The Catholic journalist should not expound the Catholic faith when doing his job. He’s taken the job of reporting on crimes or business deals or political campaigns, and that’s a good and necessary work in itself. But he can do more to advance “those common ideals that all men and parties do in their hearts acclaim,” ideals that party politics obscures. And he can make sure his paper avoids the bias against Catholicism that he saw shaping some newspapers’ coverage of the issues.


Too Much Like Everyone Else

 “We Catholics are too much like everybody else” Father Jarrett writes, and he could be writing about us today. Some Catholics do stand out, but you only have to read through social media to see how most Republican and Democrat Catholics speak about public issues the way their party does. If you did not know they were Catholic, you would not know it from their writing. You will not see them criticizing their party. That seems to have been his test for genuine political independence.

And that’s a great problem for the Church’s public witness. We cannot “wait for other people to move, or to wait for England to become Catholic before attempting to set society upon its true basis; if our faith be divine, our teachings real and true, we must be the first ourselves to begin and now at once to make all our policies conform to the Gospel teaching.”

He closes the essay with a haunting story. He’d been speaking in a London park for the Catholic Evidence Guild and as he left walked by a group of working men who had questioned him. He heard one say, “Their theories are all right, but it is only a theory. For the rest they are no different from any of us.”

“What good can talking do,” Father Jarrett writes, “so long as we journalists or politicians, employers or employed, priests or parents, simply copy the prejudices or follow the passions, of the class or group to which we belong, or, at least, are too timid to oppose them?”

Catholics must be in the world, the public world of politics, business and journalism in particular, but not of it. We must speak for the good and against evil more fearlessly than others, especially in criticizing our own party or side. In doing that, we will show our party “the truest and noblest loyalty.” (Not that the people who run the party will see it that way.)

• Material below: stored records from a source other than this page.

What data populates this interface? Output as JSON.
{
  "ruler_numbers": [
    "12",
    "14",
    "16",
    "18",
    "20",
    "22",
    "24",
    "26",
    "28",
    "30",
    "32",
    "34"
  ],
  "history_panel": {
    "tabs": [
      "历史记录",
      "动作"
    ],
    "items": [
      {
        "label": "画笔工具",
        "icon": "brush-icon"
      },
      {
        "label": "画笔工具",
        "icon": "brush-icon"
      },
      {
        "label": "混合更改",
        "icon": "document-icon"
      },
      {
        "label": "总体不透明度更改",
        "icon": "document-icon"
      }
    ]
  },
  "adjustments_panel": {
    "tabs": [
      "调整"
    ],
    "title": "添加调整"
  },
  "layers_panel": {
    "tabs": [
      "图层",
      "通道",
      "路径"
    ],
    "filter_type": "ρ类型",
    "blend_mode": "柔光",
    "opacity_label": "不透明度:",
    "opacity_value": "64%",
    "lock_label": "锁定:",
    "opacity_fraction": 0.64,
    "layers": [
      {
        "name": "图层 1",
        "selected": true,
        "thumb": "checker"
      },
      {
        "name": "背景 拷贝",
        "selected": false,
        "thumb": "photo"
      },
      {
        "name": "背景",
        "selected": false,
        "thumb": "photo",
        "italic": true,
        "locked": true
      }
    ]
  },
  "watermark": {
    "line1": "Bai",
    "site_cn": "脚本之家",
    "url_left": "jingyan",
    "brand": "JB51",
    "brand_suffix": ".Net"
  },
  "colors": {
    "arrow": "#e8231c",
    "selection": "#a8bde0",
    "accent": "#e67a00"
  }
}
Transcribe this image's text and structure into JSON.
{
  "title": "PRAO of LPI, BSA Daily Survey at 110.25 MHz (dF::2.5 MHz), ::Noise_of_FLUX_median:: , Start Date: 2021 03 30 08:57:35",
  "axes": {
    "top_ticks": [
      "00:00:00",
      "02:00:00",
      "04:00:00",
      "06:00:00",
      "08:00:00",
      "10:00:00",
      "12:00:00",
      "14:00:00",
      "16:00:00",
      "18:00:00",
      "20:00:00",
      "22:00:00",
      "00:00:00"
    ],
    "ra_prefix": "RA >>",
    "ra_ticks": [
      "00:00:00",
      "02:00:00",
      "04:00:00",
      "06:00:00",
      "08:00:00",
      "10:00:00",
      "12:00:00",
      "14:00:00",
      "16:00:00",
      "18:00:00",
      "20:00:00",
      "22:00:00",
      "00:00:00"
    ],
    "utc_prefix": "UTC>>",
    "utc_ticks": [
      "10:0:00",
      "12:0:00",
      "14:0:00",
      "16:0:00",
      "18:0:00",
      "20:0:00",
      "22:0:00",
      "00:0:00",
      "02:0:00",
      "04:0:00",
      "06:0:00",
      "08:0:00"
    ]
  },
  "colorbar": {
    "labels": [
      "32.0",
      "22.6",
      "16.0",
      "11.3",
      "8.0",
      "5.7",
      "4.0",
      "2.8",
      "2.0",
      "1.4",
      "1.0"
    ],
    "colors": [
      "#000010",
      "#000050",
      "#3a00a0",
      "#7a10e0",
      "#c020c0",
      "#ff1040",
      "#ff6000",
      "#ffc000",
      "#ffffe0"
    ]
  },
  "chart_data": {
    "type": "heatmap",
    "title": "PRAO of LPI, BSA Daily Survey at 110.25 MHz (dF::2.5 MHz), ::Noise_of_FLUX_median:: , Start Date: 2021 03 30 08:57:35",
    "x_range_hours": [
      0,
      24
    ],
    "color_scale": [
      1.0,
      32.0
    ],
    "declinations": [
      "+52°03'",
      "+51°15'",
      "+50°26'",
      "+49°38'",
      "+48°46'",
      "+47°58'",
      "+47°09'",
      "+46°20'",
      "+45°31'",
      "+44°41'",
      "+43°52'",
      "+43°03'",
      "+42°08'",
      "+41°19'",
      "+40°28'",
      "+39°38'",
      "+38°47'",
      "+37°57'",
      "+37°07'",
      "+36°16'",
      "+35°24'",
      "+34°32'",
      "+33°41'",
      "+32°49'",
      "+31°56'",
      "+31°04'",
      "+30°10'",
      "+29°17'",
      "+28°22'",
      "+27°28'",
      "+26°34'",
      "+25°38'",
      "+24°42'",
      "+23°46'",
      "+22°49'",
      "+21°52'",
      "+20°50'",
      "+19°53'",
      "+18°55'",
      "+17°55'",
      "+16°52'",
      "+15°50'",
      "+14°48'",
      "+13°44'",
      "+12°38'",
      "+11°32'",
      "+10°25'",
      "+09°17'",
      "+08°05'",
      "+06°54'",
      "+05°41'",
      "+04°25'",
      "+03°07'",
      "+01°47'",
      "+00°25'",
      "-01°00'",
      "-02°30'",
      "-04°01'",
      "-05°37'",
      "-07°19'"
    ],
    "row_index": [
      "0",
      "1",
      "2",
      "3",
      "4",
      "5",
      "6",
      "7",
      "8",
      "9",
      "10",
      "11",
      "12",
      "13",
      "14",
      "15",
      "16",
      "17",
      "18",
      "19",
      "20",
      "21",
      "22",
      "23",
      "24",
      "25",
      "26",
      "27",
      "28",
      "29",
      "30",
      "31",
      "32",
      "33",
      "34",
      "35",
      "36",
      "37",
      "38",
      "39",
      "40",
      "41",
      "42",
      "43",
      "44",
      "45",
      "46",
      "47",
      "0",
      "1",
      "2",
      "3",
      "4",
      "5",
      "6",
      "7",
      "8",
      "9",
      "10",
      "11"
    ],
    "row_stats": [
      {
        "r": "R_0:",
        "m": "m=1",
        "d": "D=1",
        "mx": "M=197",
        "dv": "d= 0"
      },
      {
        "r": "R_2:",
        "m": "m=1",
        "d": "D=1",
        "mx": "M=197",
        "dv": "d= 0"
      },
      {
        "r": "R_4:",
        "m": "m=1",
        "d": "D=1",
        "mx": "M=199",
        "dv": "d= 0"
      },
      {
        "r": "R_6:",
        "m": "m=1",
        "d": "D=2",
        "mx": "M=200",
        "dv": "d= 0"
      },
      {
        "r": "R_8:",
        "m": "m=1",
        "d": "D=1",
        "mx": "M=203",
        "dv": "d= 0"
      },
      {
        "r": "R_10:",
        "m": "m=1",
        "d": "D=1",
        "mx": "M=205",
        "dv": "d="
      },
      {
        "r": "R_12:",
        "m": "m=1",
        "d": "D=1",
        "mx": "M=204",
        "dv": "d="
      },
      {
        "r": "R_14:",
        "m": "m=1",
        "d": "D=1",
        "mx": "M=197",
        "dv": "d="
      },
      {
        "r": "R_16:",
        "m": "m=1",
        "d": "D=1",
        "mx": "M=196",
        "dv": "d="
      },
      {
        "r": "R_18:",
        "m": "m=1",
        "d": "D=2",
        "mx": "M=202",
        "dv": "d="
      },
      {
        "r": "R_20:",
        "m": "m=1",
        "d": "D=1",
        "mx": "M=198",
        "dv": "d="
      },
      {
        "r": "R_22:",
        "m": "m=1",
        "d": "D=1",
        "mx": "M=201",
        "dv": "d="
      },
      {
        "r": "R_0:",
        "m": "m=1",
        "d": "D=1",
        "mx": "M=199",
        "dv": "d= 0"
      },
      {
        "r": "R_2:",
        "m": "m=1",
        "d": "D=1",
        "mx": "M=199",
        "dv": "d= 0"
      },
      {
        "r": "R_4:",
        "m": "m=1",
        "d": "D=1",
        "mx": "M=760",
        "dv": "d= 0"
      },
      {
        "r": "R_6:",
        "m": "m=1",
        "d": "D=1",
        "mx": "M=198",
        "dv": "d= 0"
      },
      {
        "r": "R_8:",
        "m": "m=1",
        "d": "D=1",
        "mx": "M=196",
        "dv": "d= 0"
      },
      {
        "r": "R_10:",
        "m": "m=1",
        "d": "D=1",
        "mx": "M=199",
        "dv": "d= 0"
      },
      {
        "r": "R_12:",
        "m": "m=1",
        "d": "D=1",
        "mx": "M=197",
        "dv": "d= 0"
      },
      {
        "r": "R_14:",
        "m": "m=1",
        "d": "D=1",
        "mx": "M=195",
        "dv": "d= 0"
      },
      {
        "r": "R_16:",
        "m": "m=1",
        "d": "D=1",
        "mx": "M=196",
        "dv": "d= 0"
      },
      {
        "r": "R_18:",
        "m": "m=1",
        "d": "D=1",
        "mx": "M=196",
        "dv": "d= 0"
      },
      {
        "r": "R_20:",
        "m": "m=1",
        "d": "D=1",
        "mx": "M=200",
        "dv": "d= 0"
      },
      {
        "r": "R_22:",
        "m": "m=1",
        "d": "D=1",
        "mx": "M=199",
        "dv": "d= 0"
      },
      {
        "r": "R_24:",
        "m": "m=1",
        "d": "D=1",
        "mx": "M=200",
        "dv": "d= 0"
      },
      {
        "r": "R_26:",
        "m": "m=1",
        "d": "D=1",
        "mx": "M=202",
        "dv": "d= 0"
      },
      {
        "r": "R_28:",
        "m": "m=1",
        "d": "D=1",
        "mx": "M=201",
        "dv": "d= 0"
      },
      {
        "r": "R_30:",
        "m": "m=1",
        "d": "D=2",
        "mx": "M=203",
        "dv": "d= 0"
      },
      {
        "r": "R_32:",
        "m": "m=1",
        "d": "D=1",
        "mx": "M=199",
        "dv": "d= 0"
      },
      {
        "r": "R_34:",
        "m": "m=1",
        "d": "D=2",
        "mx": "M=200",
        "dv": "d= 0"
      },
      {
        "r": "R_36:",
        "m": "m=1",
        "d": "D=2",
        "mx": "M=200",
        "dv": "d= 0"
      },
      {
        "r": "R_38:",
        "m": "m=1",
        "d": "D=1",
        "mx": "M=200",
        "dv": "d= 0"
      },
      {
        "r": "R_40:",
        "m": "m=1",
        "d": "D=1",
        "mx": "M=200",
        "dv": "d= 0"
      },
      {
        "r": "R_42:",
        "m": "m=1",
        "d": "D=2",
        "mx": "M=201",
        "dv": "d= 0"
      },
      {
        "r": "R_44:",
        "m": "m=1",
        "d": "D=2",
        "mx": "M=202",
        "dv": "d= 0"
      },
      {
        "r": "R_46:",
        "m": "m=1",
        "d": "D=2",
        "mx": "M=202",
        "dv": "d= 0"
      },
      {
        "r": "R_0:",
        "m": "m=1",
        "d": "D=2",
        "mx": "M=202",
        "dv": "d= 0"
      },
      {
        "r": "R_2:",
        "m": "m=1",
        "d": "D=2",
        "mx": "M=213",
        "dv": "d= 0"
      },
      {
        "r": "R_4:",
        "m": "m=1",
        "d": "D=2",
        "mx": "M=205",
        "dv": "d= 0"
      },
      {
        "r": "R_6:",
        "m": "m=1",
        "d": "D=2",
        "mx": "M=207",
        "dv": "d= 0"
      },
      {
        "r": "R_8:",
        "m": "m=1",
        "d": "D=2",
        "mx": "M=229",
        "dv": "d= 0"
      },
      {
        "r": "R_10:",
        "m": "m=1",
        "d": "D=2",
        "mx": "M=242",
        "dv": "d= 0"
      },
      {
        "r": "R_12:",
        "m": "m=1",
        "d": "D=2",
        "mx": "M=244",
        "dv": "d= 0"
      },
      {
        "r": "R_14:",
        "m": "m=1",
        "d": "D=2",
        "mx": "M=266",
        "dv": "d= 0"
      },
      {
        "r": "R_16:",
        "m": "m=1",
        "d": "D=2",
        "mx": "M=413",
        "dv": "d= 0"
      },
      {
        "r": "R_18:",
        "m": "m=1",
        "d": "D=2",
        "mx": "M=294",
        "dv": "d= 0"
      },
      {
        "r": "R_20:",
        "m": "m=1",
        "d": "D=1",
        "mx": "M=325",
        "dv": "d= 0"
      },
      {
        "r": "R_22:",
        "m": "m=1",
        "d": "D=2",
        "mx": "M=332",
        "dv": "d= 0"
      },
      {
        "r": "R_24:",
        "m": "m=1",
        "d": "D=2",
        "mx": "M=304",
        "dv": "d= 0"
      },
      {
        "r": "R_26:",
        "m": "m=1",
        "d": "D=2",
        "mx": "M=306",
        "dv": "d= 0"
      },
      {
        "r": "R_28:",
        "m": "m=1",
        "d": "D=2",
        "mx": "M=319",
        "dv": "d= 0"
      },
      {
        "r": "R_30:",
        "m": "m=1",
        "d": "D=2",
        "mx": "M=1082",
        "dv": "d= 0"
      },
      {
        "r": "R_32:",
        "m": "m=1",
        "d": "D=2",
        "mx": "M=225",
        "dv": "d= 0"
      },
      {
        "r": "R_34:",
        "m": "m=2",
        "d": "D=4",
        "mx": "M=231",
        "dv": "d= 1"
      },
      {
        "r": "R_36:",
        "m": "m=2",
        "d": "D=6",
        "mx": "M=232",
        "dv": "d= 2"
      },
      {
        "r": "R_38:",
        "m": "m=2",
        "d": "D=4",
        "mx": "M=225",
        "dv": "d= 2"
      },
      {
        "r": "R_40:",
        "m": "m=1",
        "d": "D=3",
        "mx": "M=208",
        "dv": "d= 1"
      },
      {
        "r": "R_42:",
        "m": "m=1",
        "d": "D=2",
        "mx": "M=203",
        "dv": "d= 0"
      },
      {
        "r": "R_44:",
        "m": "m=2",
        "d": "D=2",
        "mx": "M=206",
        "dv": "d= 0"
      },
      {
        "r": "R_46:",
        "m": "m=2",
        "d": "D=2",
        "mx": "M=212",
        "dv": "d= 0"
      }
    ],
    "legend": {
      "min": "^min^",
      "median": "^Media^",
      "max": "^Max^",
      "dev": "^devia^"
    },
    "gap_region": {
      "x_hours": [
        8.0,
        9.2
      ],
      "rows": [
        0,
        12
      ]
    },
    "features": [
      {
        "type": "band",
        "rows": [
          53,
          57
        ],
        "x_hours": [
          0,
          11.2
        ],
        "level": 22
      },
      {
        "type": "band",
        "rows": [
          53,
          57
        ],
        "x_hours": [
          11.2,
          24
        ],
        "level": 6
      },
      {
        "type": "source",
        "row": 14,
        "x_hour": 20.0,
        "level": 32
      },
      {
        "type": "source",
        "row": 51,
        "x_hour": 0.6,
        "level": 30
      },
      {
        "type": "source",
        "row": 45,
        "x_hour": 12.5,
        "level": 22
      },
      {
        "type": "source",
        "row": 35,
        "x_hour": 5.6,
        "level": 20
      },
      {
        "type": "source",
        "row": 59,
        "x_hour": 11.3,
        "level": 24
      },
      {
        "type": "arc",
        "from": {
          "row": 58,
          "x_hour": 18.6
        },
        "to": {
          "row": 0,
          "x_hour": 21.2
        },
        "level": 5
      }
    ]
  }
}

At the end of the essay, Father Jarrett presses his concern that Catholics live as Catholics and not as partisans for worldly causes. If we want to change the public world, we first have to live out our beliefs better than we do. If “we endeavoured to make plain the ideals of the faith by speech and action, we should, perhaps, succeed the more quickly in our work of converting the country and of holding our own body to the Church.”